**** Working data

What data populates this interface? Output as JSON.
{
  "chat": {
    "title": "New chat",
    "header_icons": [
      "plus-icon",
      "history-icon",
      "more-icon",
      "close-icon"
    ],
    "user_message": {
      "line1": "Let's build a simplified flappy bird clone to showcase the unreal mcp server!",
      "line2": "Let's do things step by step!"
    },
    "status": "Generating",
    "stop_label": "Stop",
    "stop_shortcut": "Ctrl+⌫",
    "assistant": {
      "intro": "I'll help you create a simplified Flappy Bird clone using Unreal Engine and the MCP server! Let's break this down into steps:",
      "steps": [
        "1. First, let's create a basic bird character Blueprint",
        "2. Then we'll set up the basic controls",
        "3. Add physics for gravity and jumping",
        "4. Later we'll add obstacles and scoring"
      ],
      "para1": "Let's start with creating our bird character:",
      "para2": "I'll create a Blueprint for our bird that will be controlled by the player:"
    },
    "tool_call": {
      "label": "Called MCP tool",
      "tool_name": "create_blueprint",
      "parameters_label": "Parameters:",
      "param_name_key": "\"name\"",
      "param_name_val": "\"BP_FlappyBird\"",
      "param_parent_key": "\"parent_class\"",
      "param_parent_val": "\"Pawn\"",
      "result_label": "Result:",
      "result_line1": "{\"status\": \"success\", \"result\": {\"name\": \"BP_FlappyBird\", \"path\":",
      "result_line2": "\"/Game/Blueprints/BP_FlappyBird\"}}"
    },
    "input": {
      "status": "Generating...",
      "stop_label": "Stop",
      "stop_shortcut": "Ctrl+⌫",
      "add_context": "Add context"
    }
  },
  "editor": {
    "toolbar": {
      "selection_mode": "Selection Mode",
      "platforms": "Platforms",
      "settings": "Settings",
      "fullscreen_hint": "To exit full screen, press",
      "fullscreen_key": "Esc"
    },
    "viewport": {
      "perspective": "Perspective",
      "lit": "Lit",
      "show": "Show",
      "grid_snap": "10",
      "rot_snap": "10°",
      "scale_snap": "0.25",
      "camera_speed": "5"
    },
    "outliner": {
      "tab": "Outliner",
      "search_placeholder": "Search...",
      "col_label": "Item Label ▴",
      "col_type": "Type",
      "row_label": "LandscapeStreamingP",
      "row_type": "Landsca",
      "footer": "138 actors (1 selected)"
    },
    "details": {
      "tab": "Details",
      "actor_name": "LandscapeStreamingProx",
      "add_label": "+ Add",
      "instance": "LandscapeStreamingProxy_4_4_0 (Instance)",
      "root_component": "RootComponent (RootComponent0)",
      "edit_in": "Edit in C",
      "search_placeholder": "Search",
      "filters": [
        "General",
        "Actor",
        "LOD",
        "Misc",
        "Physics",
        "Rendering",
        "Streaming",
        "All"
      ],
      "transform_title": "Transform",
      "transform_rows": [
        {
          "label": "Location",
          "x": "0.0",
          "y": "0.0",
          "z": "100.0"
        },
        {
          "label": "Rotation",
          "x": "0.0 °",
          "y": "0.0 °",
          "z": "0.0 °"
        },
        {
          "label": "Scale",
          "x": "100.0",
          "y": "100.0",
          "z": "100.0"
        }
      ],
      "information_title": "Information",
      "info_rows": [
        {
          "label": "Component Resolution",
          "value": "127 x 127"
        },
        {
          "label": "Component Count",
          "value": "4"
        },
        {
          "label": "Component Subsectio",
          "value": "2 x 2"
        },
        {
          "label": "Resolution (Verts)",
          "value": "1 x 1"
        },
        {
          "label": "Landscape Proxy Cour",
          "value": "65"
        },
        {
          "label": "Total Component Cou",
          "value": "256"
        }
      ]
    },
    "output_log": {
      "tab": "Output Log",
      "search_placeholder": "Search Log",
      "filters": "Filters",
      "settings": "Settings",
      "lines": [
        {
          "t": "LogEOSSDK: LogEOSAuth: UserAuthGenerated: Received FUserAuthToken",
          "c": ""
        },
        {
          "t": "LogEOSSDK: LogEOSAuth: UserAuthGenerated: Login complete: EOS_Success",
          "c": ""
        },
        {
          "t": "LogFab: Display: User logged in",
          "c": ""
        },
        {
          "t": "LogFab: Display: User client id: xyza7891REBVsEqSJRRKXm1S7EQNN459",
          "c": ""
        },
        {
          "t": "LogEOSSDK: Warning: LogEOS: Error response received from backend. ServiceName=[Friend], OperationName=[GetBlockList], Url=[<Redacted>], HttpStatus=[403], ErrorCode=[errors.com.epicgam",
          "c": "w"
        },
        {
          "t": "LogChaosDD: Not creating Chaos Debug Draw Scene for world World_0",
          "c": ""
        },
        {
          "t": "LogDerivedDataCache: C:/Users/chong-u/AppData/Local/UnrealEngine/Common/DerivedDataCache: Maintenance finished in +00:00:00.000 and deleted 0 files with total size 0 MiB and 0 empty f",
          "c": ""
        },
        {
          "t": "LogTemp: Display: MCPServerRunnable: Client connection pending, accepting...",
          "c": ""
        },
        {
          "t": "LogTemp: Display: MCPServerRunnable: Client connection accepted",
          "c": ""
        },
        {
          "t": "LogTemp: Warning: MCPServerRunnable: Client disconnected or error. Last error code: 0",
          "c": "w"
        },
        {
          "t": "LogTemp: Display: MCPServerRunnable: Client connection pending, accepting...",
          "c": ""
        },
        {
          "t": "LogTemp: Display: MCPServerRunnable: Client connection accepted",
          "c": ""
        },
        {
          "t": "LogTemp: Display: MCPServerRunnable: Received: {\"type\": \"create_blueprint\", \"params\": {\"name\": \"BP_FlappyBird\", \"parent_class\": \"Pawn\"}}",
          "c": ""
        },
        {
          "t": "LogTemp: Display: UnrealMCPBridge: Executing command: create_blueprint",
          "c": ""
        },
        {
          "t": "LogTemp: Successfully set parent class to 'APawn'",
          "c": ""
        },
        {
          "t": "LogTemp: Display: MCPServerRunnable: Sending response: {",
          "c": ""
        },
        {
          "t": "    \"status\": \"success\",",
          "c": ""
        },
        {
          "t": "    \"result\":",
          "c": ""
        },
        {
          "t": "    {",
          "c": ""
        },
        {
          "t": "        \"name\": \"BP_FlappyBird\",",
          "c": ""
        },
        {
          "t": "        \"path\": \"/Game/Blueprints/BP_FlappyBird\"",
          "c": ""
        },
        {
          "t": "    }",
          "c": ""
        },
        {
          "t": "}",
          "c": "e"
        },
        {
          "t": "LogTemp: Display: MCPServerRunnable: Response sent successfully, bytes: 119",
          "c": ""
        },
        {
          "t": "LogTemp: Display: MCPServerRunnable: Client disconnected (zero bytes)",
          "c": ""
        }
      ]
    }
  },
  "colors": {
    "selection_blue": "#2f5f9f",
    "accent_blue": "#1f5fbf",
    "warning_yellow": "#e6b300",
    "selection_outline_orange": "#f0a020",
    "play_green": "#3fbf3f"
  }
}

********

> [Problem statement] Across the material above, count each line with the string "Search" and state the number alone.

> [Reply to the task] 3